Turn of the Century Antiques in Denver, Colorado, specializes in the costuming of antique and vintage dolls using the best period appropriate fabrics and sewing techniques to dressdolls so that they retain their original beauty.
But the art of doll making and costuming has not been lost. “Art dolls” are today crafted to be collected for their beauty and costumes. They are not typically play dolls. The designers of these art dolls carry on a marvelous craft started centuries ago by merchants dressing fashion dolls. The fantastic doll below in purple is by Gregg Ortiz.
When the fashion dolls were no longer necessary because printed catalogues were a convenient and cheap means of advertisement, private collectors began to prize the dolls. Private collectors and museums today preserve many wonderful dolls and their costumes.
The tailor’s shop or fashion house before printing was able to reproduce high quality illustrations of its fashions would dress “fashion dolls” in the latest fashions and circulate the costumed dolls to advertise and market its brand of clothing. If a customer liked a particular style of clothing on a doll, the customer could have the tailor’s shop make the same garment for the customer to wear.
The texture of a fabric could be a velvet or a satin.

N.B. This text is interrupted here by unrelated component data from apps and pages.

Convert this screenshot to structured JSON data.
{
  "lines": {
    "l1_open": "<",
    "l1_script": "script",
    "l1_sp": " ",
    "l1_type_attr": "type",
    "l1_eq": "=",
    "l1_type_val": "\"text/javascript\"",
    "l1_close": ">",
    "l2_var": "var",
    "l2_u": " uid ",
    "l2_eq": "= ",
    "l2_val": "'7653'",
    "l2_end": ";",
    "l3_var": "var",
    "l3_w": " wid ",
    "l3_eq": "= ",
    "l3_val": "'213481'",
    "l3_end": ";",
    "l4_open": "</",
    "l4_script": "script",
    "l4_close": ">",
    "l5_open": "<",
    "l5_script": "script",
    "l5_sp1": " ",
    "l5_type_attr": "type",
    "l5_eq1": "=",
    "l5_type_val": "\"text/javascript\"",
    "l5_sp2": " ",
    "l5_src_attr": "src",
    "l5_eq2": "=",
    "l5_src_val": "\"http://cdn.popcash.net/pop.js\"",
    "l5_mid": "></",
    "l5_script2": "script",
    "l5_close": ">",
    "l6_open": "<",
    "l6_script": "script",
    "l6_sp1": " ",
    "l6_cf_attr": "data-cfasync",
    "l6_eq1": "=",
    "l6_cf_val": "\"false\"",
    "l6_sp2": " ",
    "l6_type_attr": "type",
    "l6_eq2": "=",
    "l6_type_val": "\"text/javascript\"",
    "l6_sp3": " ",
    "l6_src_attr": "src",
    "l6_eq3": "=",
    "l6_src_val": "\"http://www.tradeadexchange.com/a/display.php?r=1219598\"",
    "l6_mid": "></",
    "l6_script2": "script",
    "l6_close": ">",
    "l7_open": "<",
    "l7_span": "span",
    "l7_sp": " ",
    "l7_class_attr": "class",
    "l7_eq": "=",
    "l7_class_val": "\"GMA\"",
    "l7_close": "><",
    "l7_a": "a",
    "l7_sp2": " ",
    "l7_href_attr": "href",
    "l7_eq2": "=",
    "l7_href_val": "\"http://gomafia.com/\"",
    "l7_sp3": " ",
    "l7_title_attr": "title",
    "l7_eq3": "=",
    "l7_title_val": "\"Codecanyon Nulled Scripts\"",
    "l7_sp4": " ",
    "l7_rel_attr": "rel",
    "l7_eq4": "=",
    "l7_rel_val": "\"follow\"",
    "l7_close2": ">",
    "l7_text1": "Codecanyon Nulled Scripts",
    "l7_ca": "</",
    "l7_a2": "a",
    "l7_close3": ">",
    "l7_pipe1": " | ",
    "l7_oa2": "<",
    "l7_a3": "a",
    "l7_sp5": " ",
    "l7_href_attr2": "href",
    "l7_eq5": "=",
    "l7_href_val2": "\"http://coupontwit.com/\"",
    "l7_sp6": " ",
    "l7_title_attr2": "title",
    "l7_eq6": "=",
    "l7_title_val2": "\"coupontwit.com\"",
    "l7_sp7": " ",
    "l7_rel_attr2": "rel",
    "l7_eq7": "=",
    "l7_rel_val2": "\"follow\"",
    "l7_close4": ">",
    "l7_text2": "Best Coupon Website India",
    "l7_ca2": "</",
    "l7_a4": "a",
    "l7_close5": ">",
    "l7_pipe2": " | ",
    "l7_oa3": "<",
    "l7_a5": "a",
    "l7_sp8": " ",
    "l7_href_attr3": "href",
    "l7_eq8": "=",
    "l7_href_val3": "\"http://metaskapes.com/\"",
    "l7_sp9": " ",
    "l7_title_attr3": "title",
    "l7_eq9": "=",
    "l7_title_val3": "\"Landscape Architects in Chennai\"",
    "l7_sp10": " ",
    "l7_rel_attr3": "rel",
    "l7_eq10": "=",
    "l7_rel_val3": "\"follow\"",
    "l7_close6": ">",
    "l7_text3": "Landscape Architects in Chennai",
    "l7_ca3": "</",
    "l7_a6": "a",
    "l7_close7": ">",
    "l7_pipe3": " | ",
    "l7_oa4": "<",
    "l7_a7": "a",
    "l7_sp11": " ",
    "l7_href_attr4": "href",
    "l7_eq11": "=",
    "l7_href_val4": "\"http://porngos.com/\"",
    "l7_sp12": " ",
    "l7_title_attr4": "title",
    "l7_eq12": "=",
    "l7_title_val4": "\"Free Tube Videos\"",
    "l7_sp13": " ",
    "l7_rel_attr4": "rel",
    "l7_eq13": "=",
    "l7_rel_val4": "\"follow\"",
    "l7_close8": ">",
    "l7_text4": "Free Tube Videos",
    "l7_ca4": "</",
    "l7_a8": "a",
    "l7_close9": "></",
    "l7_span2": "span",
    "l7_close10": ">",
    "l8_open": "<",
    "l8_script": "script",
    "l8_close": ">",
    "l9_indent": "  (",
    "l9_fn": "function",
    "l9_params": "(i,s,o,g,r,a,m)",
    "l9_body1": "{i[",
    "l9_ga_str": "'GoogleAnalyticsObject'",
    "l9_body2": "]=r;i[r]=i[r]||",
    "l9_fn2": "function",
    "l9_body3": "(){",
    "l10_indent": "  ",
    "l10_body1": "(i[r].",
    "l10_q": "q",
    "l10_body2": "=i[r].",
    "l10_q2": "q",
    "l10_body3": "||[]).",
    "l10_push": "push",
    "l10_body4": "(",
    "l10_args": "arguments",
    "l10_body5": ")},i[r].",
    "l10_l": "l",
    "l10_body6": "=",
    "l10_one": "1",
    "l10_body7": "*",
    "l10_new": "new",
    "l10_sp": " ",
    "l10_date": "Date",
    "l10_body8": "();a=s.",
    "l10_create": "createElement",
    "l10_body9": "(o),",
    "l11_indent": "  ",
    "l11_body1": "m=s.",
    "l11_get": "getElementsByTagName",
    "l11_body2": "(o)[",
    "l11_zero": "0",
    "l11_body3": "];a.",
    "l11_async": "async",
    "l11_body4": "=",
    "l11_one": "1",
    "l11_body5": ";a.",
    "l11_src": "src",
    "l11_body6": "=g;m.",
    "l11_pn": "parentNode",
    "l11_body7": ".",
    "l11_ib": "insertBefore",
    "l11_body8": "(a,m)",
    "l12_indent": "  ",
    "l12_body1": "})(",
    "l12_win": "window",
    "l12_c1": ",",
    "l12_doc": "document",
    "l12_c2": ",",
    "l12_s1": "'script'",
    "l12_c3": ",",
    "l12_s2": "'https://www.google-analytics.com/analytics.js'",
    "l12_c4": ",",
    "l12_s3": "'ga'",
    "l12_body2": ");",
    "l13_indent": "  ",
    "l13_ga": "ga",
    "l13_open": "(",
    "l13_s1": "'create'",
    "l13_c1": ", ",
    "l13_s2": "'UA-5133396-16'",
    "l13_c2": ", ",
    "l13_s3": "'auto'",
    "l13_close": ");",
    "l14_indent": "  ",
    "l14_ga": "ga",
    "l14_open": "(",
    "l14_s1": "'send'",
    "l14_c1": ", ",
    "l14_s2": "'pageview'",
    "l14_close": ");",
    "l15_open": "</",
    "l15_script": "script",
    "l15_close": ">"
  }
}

A fine embroidery of lace could add elegance to a costume. Some dolls had changeable costumes and a full trousseau of beautiful items. More care sometimes went into the costumes of a doll than into its bodily construction of bisque porcelain.
Fashion designers could mix and match fabrics and colors in the design of a particular doll’s costume. They could also adorn the fabrics with leather and fur and ornaments of other materials such as feathers, ivory, bone, glass, stone, and wood. Metallic threads of gold and silver could be sewn in the clothing as well. Expensive costumes could have jewels and pearls attached to the finished garments. And fine fabrics or cut human hair was used to make realistic wigs.
The costumes of antique dolls of the 18th century and earlier are fascinating to study. The costumes were designed from fabrics made of natural fibers. These natural fibers included cotton, wool, silk, and linen (flax). Natural fibers were spun into yarns, and yarns weaved to make fabrics. Fabrics were dyed to make them more attractive.